▼

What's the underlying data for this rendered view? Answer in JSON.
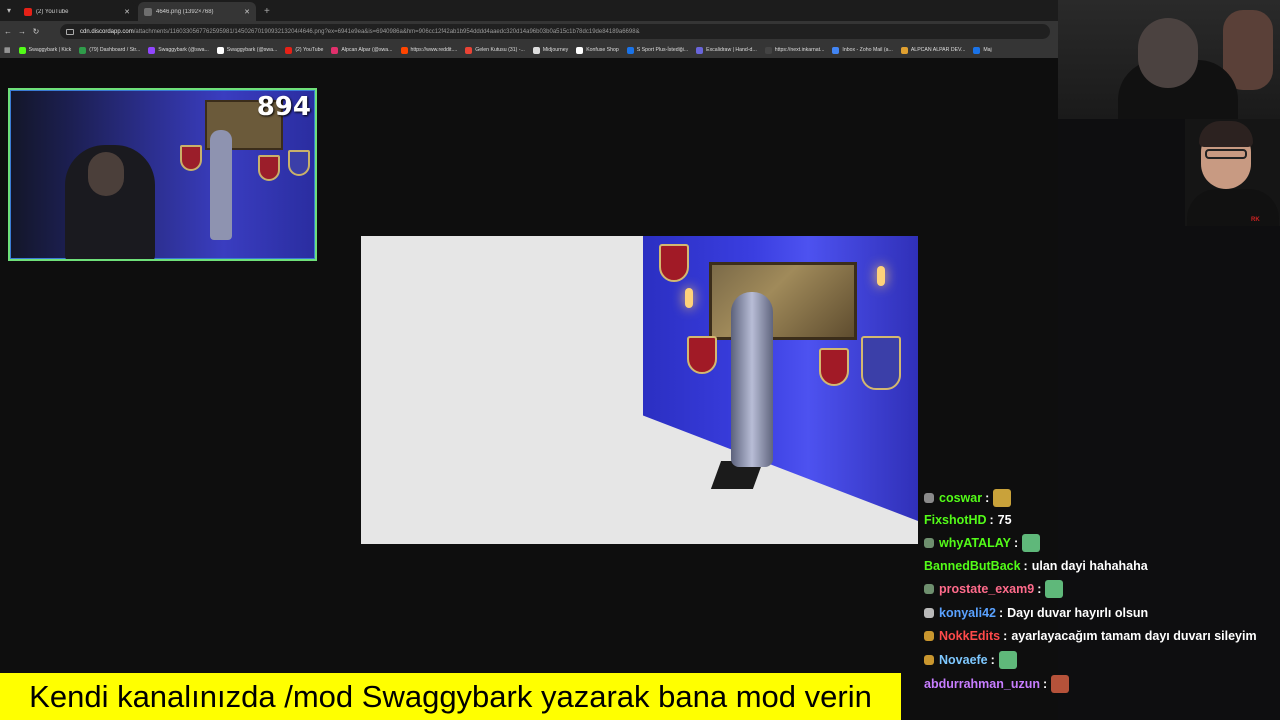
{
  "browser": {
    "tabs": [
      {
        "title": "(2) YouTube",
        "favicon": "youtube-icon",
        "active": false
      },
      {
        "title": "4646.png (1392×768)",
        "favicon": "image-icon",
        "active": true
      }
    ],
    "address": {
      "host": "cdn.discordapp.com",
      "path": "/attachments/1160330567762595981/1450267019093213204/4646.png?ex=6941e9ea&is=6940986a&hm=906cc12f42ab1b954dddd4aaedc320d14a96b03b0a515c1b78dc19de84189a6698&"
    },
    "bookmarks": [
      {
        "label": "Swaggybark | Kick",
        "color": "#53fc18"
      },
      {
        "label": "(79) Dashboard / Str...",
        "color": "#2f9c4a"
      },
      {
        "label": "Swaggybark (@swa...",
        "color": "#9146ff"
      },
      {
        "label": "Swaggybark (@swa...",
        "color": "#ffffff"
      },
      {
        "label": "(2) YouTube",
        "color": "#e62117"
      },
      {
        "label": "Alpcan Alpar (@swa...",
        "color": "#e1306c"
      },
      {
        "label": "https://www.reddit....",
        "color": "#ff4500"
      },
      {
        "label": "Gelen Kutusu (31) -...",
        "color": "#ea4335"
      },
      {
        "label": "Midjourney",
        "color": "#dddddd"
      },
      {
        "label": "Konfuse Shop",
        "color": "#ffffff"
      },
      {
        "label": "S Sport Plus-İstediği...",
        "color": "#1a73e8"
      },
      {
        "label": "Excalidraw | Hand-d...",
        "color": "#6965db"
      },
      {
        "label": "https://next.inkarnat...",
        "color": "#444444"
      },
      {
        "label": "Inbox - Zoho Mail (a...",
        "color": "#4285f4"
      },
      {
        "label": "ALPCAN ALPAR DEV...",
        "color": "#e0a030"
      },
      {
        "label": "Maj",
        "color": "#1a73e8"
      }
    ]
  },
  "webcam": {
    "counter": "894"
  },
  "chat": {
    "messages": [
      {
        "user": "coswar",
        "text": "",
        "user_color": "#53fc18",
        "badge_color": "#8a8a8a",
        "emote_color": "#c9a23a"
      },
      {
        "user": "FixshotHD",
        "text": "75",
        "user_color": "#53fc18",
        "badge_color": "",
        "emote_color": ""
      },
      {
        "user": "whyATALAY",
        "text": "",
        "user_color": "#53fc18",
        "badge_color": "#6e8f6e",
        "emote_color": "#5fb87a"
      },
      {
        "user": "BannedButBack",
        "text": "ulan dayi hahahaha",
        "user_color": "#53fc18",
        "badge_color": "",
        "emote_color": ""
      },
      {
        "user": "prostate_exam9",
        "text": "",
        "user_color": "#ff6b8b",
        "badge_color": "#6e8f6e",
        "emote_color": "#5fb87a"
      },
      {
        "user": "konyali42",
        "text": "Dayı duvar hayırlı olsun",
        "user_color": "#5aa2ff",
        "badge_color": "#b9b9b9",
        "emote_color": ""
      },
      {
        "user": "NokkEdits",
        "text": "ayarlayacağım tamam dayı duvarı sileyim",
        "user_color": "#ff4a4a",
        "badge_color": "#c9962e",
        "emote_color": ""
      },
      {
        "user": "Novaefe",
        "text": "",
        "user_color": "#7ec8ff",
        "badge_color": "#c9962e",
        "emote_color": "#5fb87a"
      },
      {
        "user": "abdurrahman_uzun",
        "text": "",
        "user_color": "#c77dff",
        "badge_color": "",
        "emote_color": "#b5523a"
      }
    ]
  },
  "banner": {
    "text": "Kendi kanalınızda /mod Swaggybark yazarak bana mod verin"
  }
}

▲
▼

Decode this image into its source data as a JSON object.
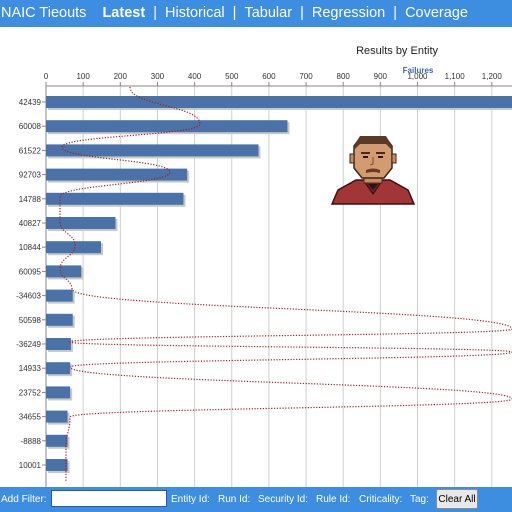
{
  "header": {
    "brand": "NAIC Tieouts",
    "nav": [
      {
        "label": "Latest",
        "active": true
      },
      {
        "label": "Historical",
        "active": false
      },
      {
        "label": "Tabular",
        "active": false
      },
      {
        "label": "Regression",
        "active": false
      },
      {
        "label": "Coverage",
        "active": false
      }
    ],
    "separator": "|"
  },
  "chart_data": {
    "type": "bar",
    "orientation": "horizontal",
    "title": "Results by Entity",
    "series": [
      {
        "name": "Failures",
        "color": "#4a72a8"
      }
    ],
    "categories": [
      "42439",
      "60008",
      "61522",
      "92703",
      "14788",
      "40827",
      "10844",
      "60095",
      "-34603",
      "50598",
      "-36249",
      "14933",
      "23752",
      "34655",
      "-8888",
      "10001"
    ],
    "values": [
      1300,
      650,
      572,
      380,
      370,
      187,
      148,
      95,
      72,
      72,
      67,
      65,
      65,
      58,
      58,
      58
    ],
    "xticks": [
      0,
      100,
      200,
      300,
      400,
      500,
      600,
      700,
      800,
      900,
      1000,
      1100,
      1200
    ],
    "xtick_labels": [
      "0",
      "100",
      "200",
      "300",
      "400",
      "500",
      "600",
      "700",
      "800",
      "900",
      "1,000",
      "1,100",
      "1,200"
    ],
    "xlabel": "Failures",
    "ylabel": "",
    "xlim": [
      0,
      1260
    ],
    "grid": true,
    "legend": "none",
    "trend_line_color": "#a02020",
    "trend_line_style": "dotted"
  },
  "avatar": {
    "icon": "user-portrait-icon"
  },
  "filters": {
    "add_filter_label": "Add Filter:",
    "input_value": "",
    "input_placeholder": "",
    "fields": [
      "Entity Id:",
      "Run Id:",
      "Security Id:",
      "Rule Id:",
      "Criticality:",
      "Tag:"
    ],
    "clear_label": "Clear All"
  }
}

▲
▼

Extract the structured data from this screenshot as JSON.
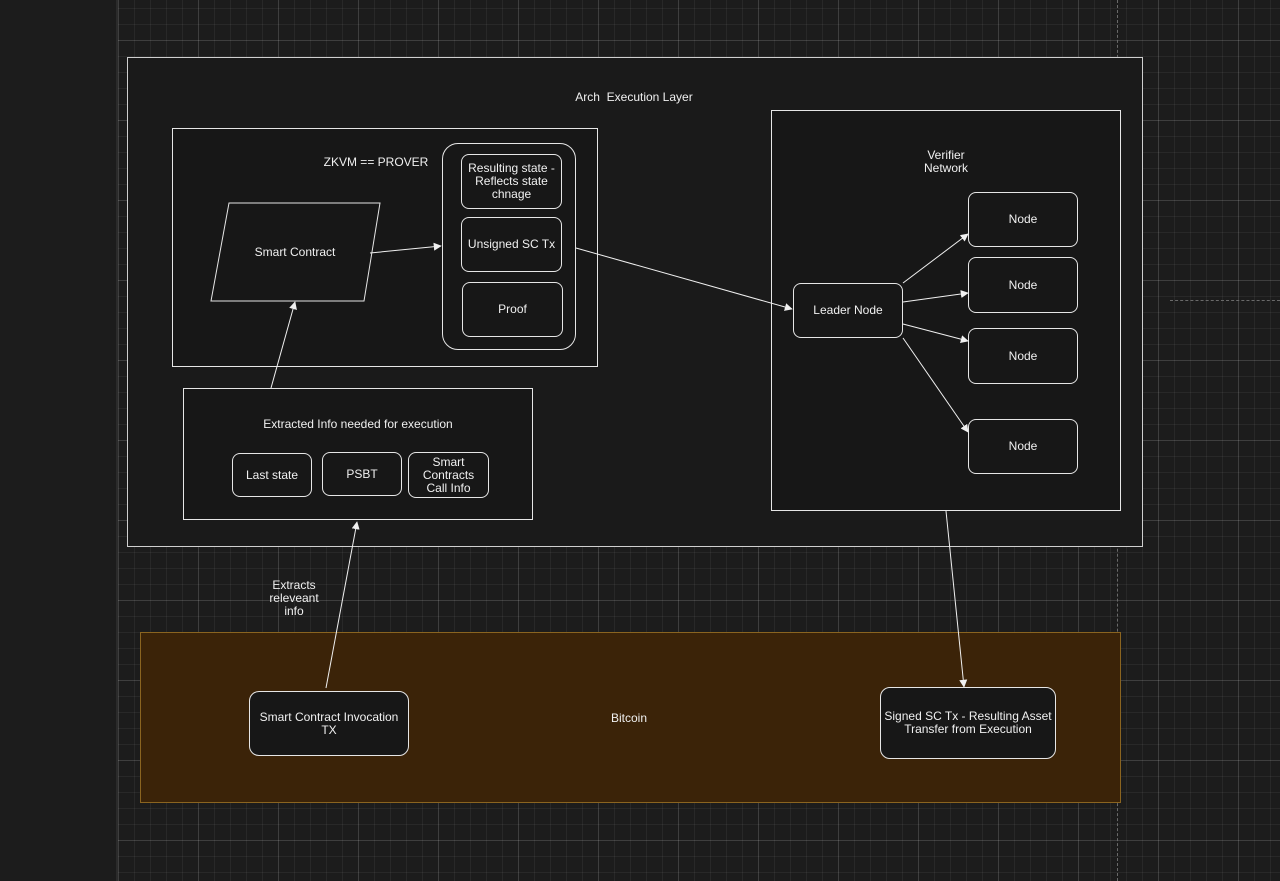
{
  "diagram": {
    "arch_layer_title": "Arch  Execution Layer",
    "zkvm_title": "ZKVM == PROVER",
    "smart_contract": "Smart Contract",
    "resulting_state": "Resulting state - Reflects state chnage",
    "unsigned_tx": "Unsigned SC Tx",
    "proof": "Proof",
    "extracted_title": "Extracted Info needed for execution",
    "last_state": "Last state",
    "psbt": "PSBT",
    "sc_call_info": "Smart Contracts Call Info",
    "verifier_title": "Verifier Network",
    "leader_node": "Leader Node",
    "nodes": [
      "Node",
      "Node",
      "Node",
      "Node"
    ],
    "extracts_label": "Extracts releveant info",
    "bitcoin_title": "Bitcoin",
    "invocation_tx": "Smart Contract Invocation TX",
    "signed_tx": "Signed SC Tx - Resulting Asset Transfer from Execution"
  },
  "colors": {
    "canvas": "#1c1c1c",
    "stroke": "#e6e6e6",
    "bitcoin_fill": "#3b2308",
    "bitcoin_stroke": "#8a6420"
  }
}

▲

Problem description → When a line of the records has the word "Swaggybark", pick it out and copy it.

Answer section →
        "label": "Swaggybark | Kick",
        "label": "Swaggybark (@swa...",
        "label": "Swaggybark (@swa...",
    "text": "Kendi kanalınızda /mod Swaggybark yazarak bana mod verin"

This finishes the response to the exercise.